The General Commissariat of National Police has banned Cambodian journalists from filming or recording police investigations, warning that legal action would be taken under the press law against any reporter who violates the directive.
The order was issued on Jan. 22 and became effective immediately, according to Lt. Gen. Sar Theth, chief of Phnom Penh Municipal Police.
He said this would allow the police to perform their duties without interference or obstruction from journalists.
“As police are carrying out the work or are monitoring, targeting and cracking down on crime, for those [journalists] who violate the instructions of the authorities, legal action will be taken against them as well as per the press law,” he said.
The directive prohibits filming or recording police investigations of criminal activities, such as by surveillance, monitoring and identifying suspects, their location or a crime scene.
Sar Theth said police needed to effectively monitor and investigate all criminal cases, especially those related to criminal security, drugs, human trafficking, immigration and illegal gambling, so as to crack down on the perpetrators and their operational locations.
“Journalists or reporters are not allowed to broadcast live while the authorities are on a mission to carry out their duties and on an actual crime scene,” he told the government-friendly Khmer Times.
The independent press in Cambodia has been severely curtailed in recent years amid a government crackdown on dissidents and critics in the wake of elections in 2013 when the Cambodian National Rescue Party (CNRP) refused to accept the results.
Violent protests followed, the CNRP was dissolved and many news outlets were shuttered or sold off to government-friendly business interests.
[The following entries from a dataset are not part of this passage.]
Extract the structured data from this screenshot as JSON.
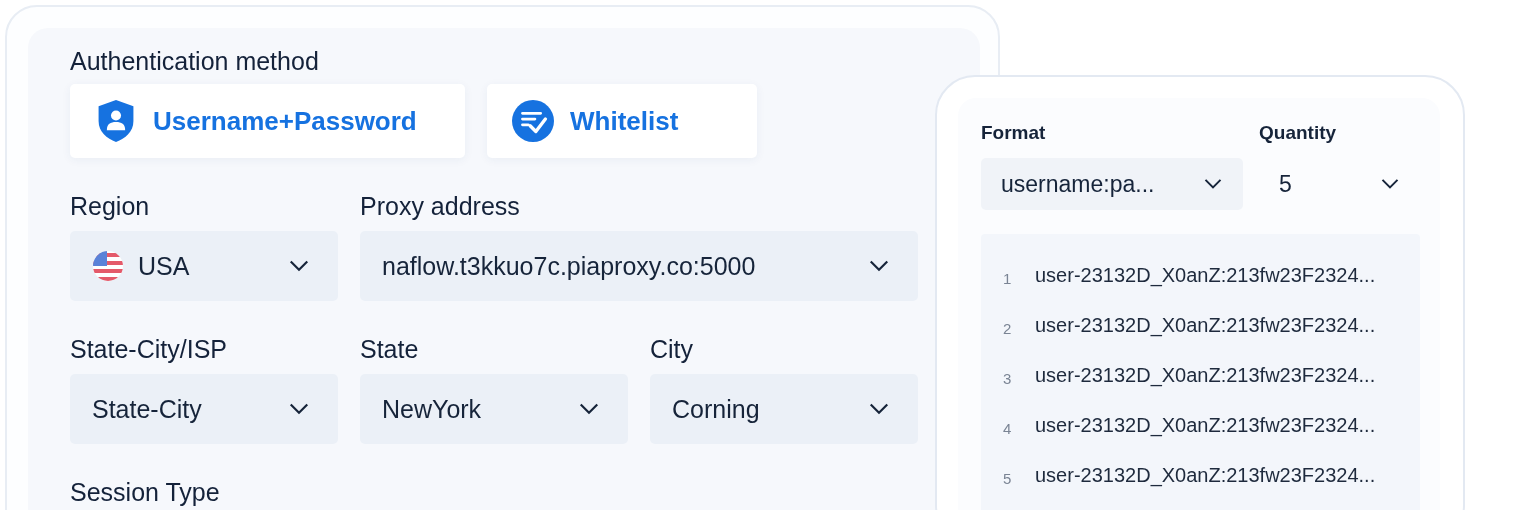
{
  "auth": {
    "label": "Authentication method",
    "options": [
      {
        "label": "Username+Password",
        "kind": "shield"
      },
      {
        "label": "Whitelist",
        "kind": "check"
      }
    ]
  },
  "rows": [
    {
      "fields": [
        {
          "label": "Region",
          "value": "USA",
          "kind": "flag"
        },
        {
          "label": "Proxy address",
          "value": "naflow.t3kkuo7c.piaproxy.co:5000",
          "kind": "plain"
        }
      ]
    },
    {
      "fields": [
        {
          "label": "State-City/ISP",
          "value": "State-City",
          "kind": "plain"
        },
        {
          "label": "State",
          "value": "NewYork",
          "kind": "plain"
        },
        {
          "label": "City",
          "value": "Corning",
          "kind": "plain"
        }
      ]
    }
  ],
  "session_type": {
    "label": "Session Type"
  },
  "format": {
    "label": "Format",
    "value": "username:pa..."
  },
  "quantity": {
    "label": "Quantity",
    "value": "5"
  },
  "lines": [
    {
      "number": "1",
      "text": "user-23132D_X0anZ:213fw23F2324..."
    },
    {
      "number": "2",
      "text": "user-23132D_X0anZ:213fw23F2324..."
    },
    {
      "number": "3",
      "text": "user-23132D_X0anZ:213fw23F2324..."
    },
    {
      "number": "4",
      "text": "user-23132D_X0anZ:213fw23F2324..."
    },
    {
      "number": "5",
      "text": "user-23132D_X0anZ:213fw23F2324..."
    }
  ]
}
That included the closure of the Cambodia Daily and the sale of the Phnom Penh Post after both were hit by the tax department.
The long ruling Cambodian People’s Party (CPP) then secured absolute control by winning every seat contested for the National Assembly at elections in 2018.
Since then the situation has improved but ever so slightly. Online government-friendly news portals have emerged but independent media outlets are struggling after Western business interests fled following the last election and the economy went into recession amid the coronavirus pandemic.
“There are many unresolved cases in Cambodia that include killings and corruption which have sometimes been linked to the ruling elites, and this type of decree will prevent inquiring reporters from doing a job that is in the public interest,” said one local analyst who declined to be named.
“It is also against the constitution, which is supposed to guarantee press freedom.”